Salary Range: $40.37 to $40.37 / Per Hour
Open Period: Wednesday, March 25, 2015 to Saturday, April 25, 2015
Series & Grade: AD-0301-00
Position Information: Temporary – Intermittent employment not to exceed 2 years
Duty Locations:  MANY vacancies – Location Negotiable After Selection, United States
Who May Apply: All United States Citizens
Security Clearance: Public Trust – Background Investigation
Supervisory Status: No

Duties:

As a Disability Integration Advisor (American Sign Language Specialty) in FEMA’s Reservist Program, you will be responsible for:

Providing American Sign Language (ASL) interpretation to meet the communications requirements of disaster survivors, FEMA employees, and the general public throughout emergency operations, programs and services while deployed to disasters.

Providing guidance regarding effective communication access in all phases of emergency response, recovery, mitigation and preparedness.

Providing interpreting services to achieve equal access to effective communication between Disability Integration Advisors, Disability Advisor Leads and Command and General Staff including:

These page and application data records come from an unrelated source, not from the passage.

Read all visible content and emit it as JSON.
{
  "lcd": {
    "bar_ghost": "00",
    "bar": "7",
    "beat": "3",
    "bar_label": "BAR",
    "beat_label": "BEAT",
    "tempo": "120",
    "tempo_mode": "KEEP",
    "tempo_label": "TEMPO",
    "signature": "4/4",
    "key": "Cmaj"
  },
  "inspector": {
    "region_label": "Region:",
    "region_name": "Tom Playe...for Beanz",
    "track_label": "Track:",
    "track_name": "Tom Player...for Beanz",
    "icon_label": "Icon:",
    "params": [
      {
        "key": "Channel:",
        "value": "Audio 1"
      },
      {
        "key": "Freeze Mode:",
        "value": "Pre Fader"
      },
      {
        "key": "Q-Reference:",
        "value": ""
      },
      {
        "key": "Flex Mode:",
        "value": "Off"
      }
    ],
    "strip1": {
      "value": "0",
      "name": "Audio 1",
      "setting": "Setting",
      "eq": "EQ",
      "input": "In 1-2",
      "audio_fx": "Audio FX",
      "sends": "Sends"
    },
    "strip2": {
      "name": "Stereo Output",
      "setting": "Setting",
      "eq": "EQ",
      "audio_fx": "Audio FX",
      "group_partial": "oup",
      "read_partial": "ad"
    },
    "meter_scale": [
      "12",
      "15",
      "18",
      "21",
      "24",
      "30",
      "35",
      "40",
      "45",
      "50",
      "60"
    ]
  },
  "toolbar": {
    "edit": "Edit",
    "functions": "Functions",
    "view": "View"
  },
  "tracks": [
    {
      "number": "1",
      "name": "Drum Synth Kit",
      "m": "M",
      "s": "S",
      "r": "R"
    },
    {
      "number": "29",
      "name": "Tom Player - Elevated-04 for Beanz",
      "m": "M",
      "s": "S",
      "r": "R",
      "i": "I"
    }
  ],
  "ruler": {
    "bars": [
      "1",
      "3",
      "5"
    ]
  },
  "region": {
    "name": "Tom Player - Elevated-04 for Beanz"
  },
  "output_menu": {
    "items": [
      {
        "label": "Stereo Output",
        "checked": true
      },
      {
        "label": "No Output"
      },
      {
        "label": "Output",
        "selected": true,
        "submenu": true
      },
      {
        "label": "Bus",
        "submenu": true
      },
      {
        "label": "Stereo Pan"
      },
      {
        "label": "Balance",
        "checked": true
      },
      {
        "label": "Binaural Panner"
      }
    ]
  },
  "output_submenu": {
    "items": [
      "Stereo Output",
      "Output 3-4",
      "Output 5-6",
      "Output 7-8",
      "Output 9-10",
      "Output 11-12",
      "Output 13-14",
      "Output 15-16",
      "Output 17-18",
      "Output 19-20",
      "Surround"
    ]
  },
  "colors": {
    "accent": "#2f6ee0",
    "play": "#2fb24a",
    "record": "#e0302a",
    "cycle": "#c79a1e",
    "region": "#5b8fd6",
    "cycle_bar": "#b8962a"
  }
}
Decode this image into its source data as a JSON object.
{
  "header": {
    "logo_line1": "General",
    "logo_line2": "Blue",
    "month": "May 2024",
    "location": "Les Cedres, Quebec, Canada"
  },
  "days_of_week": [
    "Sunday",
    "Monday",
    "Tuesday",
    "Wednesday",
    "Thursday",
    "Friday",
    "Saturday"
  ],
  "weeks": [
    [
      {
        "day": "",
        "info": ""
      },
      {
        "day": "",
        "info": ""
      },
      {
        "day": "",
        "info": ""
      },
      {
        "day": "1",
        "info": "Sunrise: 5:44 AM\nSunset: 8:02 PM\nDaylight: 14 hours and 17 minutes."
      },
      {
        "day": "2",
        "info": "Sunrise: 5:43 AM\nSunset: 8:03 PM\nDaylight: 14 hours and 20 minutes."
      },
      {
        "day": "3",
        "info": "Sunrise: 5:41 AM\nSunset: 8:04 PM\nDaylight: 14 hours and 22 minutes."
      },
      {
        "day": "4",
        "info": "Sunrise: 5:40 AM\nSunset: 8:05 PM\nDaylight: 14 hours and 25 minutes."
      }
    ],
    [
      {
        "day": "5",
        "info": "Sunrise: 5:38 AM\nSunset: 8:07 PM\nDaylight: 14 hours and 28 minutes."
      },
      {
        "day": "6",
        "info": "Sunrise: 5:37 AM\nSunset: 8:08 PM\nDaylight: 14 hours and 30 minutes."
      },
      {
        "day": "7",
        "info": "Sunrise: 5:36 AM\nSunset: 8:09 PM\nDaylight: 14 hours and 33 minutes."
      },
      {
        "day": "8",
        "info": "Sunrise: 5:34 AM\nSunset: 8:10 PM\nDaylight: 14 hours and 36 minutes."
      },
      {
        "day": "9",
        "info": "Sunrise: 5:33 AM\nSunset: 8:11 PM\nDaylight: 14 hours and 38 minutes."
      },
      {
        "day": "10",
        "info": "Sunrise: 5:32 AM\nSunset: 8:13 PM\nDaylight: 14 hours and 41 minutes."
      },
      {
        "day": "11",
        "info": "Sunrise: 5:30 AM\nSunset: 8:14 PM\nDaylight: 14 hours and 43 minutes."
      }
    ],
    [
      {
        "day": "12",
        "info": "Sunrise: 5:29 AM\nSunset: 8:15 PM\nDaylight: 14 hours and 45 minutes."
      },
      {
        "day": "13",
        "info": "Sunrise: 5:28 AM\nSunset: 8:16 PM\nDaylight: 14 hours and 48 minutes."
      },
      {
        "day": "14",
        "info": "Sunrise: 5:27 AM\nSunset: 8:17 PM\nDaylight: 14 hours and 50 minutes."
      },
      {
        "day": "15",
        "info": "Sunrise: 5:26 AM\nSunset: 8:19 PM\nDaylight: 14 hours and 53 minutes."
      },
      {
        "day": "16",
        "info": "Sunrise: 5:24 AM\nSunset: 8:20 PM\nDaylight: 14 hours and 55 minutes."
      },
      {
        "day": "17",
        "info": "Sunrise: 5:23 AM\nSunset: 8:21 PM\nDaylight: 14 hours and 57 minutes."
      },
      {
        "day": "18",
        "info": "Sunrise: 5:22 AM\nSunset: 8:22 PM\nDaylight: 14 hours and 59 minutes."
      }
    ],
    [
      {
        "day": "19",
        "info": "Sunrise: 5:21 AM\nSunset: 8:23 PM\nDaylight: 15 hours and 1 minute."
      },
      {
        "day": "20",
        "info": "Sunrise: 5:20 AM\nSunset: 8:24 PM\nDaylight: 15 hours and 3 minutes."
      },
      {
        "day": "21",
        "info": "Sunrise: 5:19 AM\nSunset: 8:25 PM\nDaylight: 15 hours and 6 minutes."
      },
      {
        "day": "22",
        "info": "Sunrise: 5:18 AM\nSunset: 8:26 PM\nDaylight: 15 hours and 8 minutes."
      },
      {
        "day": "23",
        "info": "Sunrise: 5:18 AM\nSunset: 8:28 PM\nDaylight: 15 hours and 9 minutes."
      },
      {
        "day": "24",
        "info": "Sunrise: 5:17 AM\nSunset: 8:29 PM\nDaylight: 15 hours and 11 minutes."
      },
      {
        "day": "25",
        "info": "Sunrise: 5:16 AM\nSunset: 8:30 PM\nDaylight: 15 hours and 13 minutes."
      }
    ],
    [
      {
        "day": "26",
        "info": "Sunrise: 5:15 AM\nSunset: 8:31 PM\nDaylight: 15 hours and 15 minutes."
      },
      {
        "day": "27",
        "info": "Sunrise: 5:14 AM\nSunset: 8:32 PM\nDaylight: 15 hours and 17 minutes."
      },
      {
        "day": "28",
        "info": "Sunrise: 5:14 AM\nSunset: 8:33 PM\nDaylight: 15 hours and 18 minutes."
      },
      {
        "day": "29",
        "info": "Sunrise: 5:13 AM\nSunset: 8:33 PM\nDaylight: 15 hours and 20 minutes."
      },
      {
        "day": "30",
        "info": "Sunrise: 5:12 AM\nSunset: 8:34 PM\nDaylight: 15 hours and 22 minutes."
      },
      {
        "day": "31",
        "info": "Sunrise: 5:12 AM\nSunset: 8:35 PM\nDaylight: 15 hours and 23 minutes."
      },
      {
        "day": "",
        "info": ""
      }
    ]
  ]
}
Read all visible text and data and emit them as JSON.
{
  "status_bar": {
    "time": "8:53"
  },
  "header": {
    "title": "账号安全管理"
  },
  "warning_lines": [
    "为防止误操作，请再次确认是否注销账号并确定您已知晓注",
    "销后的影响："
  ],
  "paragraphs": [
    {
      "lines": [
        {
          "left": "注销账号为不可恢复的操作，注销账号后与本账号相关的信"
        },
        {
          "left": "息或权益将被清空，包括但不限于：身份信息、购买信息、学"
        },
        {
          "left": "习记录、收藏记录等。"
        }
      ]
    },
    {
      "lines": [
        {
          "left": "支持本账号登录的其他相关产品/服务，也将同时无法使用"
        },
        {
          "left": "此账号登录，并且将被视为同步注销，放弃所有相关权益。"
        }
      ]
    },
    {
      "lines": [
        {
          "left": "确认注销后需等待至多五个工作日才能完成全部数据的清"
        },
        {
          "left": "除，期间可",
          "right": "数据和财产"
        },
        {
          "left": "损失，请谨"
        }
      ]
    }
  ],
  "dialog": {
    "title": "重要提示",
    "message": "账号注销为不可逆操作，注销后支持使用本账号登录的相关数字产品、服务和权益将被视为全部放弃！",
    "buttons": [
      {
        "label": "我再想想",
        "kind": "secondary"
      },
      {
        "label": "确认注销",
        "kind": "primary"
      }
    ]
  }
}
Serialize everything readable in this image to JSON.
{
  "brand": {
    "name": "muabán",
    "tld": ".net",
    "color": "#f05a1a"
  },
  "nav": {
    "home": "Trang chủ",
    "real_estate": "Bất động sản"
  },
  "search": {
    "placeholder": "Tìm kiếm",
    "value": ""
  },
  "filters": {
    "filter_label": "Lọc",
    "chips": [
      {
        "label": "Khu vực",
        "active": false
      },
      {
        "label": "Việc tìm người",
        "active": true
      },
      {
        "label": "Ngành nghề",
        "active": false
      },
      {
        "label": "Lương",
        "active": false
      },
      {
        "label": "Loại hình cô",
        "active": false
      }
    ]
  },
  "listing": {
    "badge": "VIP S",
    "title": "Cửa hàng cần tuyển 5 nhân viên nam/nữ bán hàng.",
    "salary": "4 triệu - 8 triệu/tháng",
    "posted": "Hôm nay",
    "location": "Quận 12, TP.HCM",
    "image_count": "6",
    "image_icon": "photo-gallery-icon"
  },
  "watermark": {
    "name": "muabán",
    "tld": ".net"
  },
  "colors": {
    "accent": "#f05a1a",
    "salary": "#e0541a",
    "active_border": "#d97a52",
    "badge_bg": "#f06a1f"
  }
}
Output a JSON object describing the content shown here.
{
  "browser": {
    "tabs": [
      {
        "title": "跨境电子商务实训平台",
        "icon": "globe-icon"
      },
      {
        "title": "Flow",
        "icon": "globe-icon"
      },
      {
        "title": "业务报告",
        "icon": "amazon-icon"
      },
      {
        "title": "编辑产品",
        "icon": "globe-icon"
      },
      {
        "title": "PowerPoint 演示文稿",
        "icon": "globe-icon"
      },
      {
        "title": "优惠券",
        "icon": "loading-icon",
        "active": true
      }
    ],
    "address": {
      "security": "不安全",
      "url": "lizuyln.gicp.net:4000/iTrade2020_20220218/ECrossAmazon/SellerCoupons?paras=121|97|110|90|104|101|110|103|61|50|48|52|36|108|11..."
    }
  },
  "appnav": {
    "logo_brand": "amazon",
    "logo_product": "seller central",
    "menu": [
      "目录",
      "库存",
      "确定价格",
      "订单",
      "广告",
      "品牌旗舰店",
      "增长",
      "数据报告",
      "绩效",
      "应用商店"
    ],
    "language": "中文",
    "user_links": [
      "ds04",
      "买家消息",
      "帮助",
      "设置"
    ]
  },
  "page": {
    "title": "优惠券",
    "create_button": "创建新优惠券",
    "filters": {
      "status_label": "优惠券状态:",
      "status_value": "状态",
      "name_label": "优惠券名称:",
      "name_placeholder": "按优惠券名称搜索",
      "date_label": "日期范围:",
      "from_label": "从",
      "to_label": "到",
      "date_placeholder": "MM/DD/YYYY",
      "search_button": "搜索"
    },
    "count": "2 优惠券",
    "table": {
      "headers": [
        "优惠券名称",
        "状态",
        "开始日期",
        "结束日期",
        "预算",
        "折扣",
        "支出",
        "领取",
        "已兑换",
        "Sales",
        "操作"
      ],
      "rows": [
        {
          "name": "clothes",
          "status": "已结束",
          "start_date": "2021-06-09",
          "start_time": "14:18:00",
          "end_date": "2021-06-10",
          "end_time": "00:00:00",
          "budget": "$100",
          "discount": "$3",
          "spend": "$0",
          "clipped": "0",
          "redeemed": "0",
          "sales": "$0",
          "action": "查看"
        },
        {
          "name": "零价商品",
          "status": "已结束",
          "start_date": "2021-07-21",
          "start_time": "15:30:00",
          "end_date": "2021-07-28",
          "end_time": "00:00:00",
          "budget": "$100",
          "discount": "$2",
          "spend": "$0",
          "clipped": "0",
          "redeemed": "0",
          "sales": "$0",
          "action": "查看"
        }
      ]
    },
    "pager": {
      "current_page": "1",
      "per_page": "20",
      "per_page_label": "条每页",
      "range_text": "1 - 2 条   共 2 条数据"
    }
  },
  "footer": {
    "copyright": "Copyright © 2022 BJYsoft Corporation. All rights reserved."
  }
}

  • Working collaboratively and providing guidance to Federal Coordinating Officer, Federal Disaster Recovery Coordinator, External Affairs, Disaster Survivor Assistance, Individual Assistance, Recovery and other program areas that interface with the community.
  • Providing guidance for State and local governmental agencies to assist with ensuring people with disabilities have equal access to programs and services.
  • In collaboration with Support Services Branch or designee, provides guidance & technical assistance to Individual Assistance, Information Technology and Logistics staff to establish accessibility at Disaster Recovery Center and other field locations.